## Your objective
All lines holding the string "contacts" should be copied from the data below.

## Listed entries
********
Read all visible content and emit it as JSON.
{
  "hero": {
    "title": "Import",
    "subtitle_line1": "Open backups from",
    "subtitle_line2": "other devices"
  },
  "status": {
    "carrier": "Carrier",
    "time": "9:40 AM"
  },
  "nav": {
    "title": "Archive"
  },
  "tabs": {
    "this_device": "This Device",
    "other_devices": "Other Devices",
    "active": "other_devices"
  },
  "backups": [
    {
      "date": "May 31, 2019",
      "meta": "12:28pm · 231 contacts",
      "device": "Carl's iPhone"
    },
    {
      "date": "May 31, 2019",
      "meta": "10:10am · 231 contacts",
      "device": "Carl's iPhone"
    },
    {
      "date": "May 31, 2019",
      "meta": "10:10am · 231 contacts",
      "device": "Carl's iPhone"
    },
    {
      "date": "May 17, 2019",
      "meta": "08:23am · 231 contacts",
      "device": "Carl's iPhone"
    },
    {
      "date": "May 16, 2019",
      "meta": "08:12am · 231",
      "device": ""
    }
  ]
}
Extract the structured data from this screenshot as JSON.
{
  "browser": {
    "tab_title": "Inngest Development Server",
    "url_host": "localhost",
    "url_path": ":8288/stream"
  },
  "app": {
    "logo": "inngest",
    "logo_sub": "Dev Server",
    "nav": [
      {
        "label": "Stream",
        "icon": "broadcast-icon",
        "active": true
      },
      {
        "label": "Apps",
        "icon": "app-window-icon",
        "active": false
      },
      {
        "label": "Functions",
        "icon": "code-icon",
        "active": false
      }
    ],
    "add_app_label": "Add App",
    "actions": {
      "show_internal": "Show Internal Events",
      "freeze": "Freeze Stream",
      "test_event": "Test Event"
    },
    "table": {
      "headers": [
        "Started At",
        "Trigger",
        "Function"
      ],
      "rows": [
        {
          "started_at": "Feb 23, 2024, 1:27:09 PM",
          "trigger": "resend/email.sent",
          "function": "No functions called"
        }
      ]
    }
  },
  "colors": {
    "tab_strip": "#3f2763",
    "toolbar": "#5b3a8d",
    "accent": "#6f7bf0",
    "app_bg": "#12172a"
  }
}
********
## Exercise result
      "meta": "12:28pm · 231 contacts",
      "meta": "10:10am · 231 contacts",
      "meta": "10:10am · 231 contacts",
      "meta": "08:23am · 231 contacts",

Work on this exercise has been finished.